(Beginning of Available data)
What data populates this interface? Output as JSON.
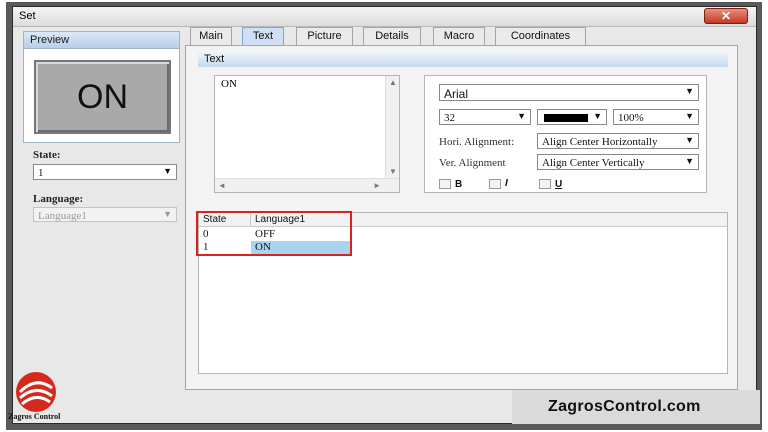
{
  "window": {
    "title": "Set",
    "close_glyph": "✕"
  },
  "preview": {
    "header": "Preview",
    "button_text": "ON"
  },
  "state": {
    "label": "State:",
    "value": "1"
  },
  "language": {
    "label": "Language:",
    "value": "Language1"
  },
  "tabs": [
    {
      "label": "Main",
      "active": false
    },
    {
      "label": "Text",
      "active": true
    },
    {
      "label": "Picture",
      "active": false
    },
    {
      "label": "Details",
      "active": false
    },
    {
      "label": "Macro",
      "active": false
    },
    {
      "label": "Coordinates",
      "active": false
    }
  ],
  "text_panel": {
    "header": "Text",
    "content": "ON",
    "font_name": "Arial",
    "font_size": "32",
    "font_color": "#000000",
    "scale": "100%",
    "hori_label": "Hori. Alignment:",
    "hori_value": "Align Center Horizontally",
    "vert_label": "Ver. Alignment",
    "vert_value": "Align Center Vertically",
    "bold_label": "B",
    "italic_label": "I",
    "underline_label": "U"
  },
  "text_table": {
    "columns": [
      "State",
      "Language1"
    ],
    "rows": [
      {
        "state": "0",
        "text": "OFF",
        "selected": false
      },
      {
        "state": "1",
        "text": "ON",
        "selected": true
      }
    ]
  },
  "brand": {
    "name": "ZagrosControl.com",
    "logo_text": "Zagros Control",
    "logo_color": "#d42a1e"
  },
  "icons": {
    "dropdown": "▼",
    "scroll_up": "▲",
    "scroll_down": "▼",
    "scroll_left": "◄",
    "scroll_right": "►"
  }
}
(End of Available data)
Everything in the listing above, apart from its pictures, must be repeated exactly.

- Solution to this problem:
What data populates this interface? Output as JSON.
{
  "window": {
    "title": "Set",
    "close_glyph": "✕"
  },
  "preview": {
    "header": "Preview",
    "button_text": "ON"
  },
  "state": {
    "label": "State:",
    "value": "1"
  },
  "language": {
    "label": "Language:",
    "value": "Language1"
  },
  "tabs": [
    {
      "label": "Main",
      "active": false
    },
    {
      "label": "Text",
      "active": true
    },
    {
      "label": "Picture",
      "active": false
    },
    {
      "label": "Details",
      "active": false
    },
    {
      "label": "Macro",
      "active": false
    },
    {
      "label": "Coordinates",
      "active": false
    }
  ],
  "text_panel": {
    "header": "Text",
    "content": "ON",
    "font_name": "Arial",
    "font_size": "32",
    "font_color": "#000000",
    "scale": "100%",
    "hori_label": "Hori. Alignment:",
    "hori_value": "Align Center Horizontally",
    "vert_label": "Ver. Alignment",
    "vert_value": "Align Center Vertically",
    "bold_label": "B",
    "italic_label": "I",
    "underline_label": "U"
  },
  "text_table": {
    "columns": [
      "State",
      "Language1"
    ],
    "rows": [
      {
        "state": "0",
        "text": "OFF",
        "selected": false
      },
      {
        "state": "1",
        "text": "ON",
        "selected": true
      }
    ]
  },
  "brand": {
    "name": "ZagrosControl.com",
    "logo_text": "Zagros Control",
    "logo_color": "#d42a1e"
  },
  "icons": {
    "dropdown": "▼",
    "scroll_up": "▲",
    "scroll_down": "▼",
    "scroll_left": "◄",
    "scroll_right": "►"
  }
}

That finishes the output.